“We all love New York, we all love our region, we all love our country,” Maffei said. “And in our country, in our Democratic system, elections don’t always have the outcomes that we want.”
Maffei thanked his family and fellow supporters for their help over the years and effort in his latest campaign.
“It has been the greatest honor of my life to represent the people of Central New York in the U.S. House of Representatives,” Maffei said. “I want to thank the thousands of Central New Yorkers who have joined me throughout this race and dedicated their time, energy and resources to support my campaign.”
Maffei’s loss is his third defeat in eight years and the district’s fourth consecutive party flip-flop – from Democrat to Republican, Democrat to Republican – since Maffei was first elected in 2008. Maffei lost the seat to Republican Ann Marie Buerkle in 2010 and then took it back in a rematch election with Buerkle in 2012. According to the archives of the U.S. House of Representatives website, only one other district in Congress (Arizona’s 1st congressional district) had changed parties three times since Barack Obama’s first election and had the chance to change again a fourth time Tuesday. Previous to Maffei’s first election six years ago, the district had voted Republican for nearly 40 straight years.

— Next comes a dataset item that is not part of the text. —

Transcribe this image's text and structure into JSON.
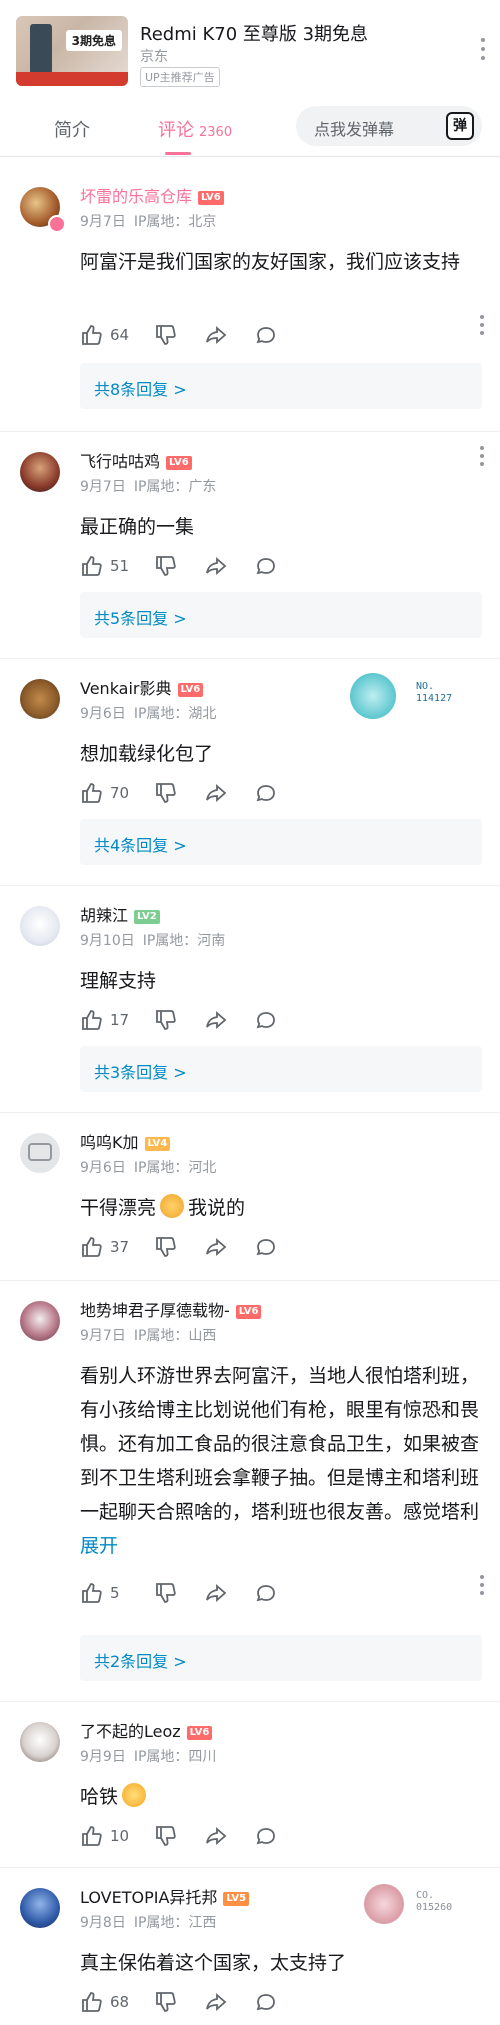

“I think what we’re seeing in this district is a bellwether for what’s going on around the country,” Syracuse Mayor Stephanie Miner said. “You’re seeing the country kind of go back and forth as both parties struggle to find a message and a record of accomplishment.”
This fluctuation pattern in Central New York led a lot of national attention to the area from some well-known figures to sway voters to one side or the other. In the month leading up to Election Day, Vice President Joe Biden and former President Bill Clinton visited the district to support Maffei. U.S. House Speaker John Boehner and Majority Leader Kevin McCarthy came to support Katko. Katko, along with two other Republican candidates, one from northern New York and one from Long Island, were viewed by House Republicans as vital candidates that could defeat their Democrat incumbents, and all did.
“Our region faces challenges, but also many opportunities,” Maffei said. “There is much work still to be done, from constituent casework to continuing to move the ball forward with legislative initiatives that will help grow our economy and create jobs. I am dedicated to ensuring a smooth transition with Mr. Katko’s office in the coming months.”
Katko will begin his term as the district’s new congressman on Jan. 3, 2015